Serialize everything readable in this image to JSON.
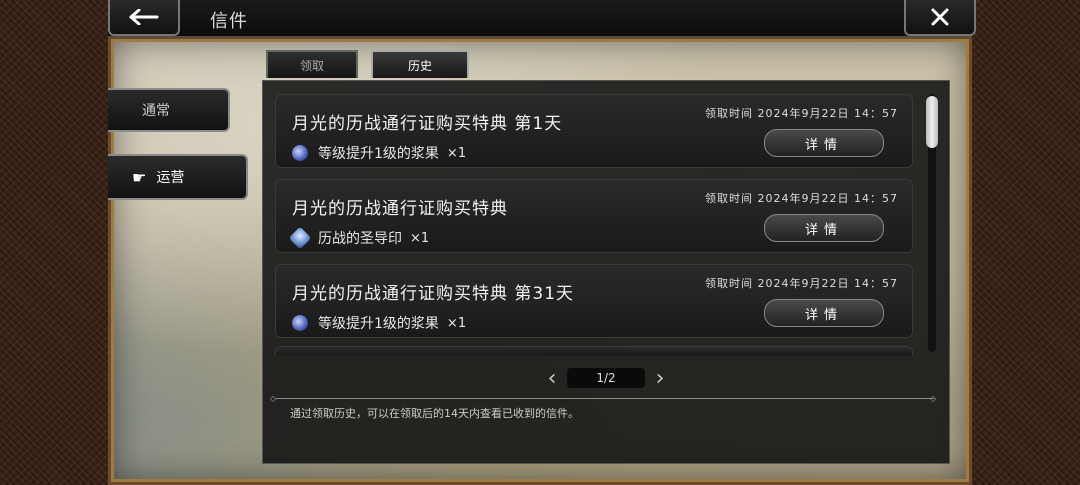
{
  "header": {
    "title": "信件"
  },
  "side_tabs": [
    {
      "label": "通常"
    },
    {
      "label": "运营"
    }
  ],
  "top_tabs": [
    {
      "label": "领取"
    },
    {
      "label": "历史"
    }
  ],
  "mails": [
    {
      "title": "月光的历战通行证购买特典  第1天",
      "time": "领取时间  2024年9月22日  14：57",
      "item": "等级提升1级的浆果",
      "qty": "×1",
      "detail": "详情"
    },
    {
      "title": "月光的历战通行证购买特典",
      "time": "领取时间  2024年9月22日  14：57",
      "item": "历战的圣导印",
      "qty": "×1",
      "detail": "详情"
    },
    {
      "title": "月光的历战通行证购买特典  第31天",
      "time": "领取时间  2024年9月22日  14：57",
      "item": "等级提升1级的浆果",
      "qty": "×1",
      "detail": "详情"
    }
  ],
  "pager": {
    "text": "1/2"
  },
  "footnote": "通过领取历史，可以在领取后的14天内查看已收到的信件。",
  "icons": {
    "back": "arrow-left-icon",
    "close": "close-icon",
    "hand": "pointing-hand-icon",
    "berry": "berry-gem-icon",
    "seal": "seal-crystal-icon"
  }
}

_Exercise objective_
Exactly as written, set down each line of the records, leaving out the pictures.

_Response area_
Serialize everything readable in this image to JSON.
{
  "header": {
    "title": "信件"
  },
  "side_tabs": [
    {
      "label": "通常"
    },
    {
      "label": "运营"
    }
  ],
  "top_tabs": [
    {
      "label": "领取"
    },
    {
      "label": "历史"
    }
  ],
  "mails": [
    {
      "title": "月光的历战通行证购买特典  第1天",
      "time": "领取时间  2024年9月22日  14：57",
      "item": "等级提升1级的浆果",
      "qty": "×1",
      "detail": "详情"
    },
    {
      "title": "月光的历战通行证购买特典",
      "time": "领取时间  2024年9月22日  14：57",
      "item": "历战的圣导印",
      "qty": "×1",
      "detail": "详情"
    },
    {
      "title": "月光的历战通行证购买特典  第31天",
      "time": "领取时间  2024年9月22日  14：57",
      "item": "等级提升1级的浆果",
      "qty": "×1",
      "detail": "详情"
    }
  ],
  "pager": {
    "text": "1/2"
  },
  "footnote": "通过领取历史，可以在领取后的14天内查看已收到的信件。",
  "icons": {
    "back": "arrow-left-icon",
    "close": "close-icon",
    "hand": "pointing-hand-icon",
    "berry": "berry-gem-icon",
    "seal": "seal-crystal-icon"
  }
}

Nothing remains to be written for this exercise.